(Collected data)
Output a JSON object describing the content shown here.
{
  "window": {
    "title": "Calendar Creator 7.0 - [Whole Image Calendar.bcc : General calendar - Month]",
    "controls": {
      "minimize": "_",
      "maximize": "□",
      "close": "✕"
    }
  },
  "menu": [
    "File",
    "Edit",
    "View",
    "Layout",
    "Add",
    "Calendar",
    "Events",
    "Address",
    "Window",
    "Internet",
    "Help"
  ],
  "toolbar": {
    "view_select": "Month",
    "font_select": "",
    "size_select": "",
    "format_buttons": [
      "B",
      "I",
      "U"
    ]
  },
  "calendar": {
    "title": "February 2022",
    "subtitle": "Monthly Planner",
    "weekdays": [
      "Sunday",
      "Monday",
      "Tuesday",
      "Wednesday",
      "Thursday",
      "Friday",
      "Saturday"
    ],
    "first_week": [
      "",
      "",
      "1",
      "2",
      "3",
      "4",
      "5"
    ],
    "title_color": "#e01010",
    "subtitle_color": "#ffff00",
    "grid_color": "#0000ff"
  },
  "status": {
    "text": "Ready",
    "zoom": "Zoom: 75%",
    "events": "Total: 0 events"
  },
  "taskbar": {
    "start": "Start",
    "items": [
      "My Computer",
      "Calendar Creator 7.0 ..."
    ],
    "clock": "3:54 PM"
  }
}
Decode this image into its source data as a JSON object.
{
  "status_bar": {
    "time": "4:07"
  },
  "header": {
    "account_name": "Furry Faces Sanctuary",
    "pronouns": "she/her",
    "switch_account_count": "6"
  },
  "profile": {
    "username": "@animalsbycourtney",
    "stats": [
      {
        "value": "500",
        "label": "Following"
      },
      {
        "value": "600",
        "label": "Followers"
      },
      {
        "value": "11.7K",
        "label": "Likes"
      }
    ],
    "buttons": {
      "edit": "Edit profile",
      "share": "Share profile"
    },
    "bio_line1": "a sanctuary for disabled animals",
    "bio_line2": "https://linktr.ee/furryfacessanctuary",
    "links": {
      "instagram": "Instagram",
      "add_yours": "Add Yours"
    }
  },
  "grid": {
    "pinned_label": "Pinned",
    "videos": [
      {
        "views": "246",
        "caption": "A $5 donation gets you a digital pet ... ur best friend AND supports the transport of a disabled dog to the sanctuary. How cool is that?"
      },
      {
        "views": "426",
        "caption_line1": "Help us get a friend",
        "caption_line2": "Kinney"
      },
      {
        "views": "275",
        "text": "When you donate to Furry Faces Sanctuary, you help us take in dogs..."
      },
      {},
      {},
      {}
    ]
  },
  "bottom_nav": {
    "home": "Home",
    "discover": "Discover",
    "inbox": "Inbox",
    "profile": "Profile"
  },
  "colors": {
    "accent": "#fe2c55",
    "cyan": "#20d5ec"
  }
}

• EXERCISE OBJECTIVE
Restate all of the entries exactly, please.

• OUTPUT
Output a JSON object describing the content shown here.
{
  "window": {
    "title": "Calendar Creator 7.0 - [Whole Image Calendar.bcc : General calendar - Month]",
    "controls": {
      "minimize": "_",
      "maximize": "□",
      "close": "✕"
    }
  },
  "menu": [
    "File",
    "Edit",
    "View",
    "Layout",
    "Add",
    "Calendar",
    "Events",
    "Address",
    "Window",
    "Internet",
    "Help"
  ],
  "toolbar": {
    "view_select": "Month",
    "font_select": "",
    "size_select": "",
    "format_buttons": [
      "B",
      "I",
      "U"
    ]
  },
  "calendar": {
    "title": "February 2022",
    "subtitle": "Monthly Planner",
    "weekdays": [
      "Sunday",
      "Monday",
      "Tuesday",
      "Wednesday",
      "Thursday",
      "Friday",
      "Saturday"
    ],
    "first_week": [
      "",
      "",
      "1",
      "2",
      "3",
      "4",
      "5"
    ],
    "title_color": "#e01010",
    "subtitle_color": "#ffff00",
    "grid_color": "#0000ff"
  },
  "status": {
    "text": "Ready",
    "zoom": "Zoom: 75%",
    "events": "Total: 0 events"
  },
  "taskbar": {
    "start": "Start",
    "items": [
      "My Computer",
      "Calendar Creator 7.0 ..."
    ],
    "clock": "3:54 PM"
  }
}
Decode this image into its source data as a JSON object.
{
  "status_bar": {
    "time": "4:07"
  },
  "header": {
    "account_name": "Furry Faces Sanctuary",
    "pronouns": "she/her",
    "switch_account_count": "6"
  },
  "profile": {
    "username": "@animalsbycourtney",
    "stats": [
      {
        "value": "500",
        "label": "Following"
      },
      {
        "value": "600",
        "label": "Followers"
      },
      {
        "value": "11.7K",
        "label": "Likes"
      }
    ],
    "buttons": {
      "edit": "Edit profile",
      "share": "Share profile"
    },
    "bio_line1": "a sanctuary for disabled animals",
    "bio_line2": "https://linktr.ee/furryfacessanctuary",
    "links": {
      "instagram": "Instagram",
      "add_yours": "Add Yours"
    }
  },
  "grid": {
    "pinned_label": "Pinned",
    "videos": [
      {
        "views": "246",
        "caption": "A $5 donation gets you a digital pet ... ur best friend AND supports the transport of a disabled dog to the sanctuary. How cool is that?"
      },
      {
        "views": "426",
        "caption_line1": "Help us get a friend",
        "caption_line2": "Kinney"
      },
      {
        "views": "275",
        "text": "When you donate to Furry Faces Sanctuary, you help us take in dogs..."
      },
      {},
      {},
      {}
    ]
  },
  "bottom_nav": {
    "home": "Home",
    "discover": "Discover",
    "inbox": "Inbox",
    "profile": "Profile"
  },
  "colors": {
    "accent": "#fe2c55",
    "cyan": "#20d5ec"
  }
}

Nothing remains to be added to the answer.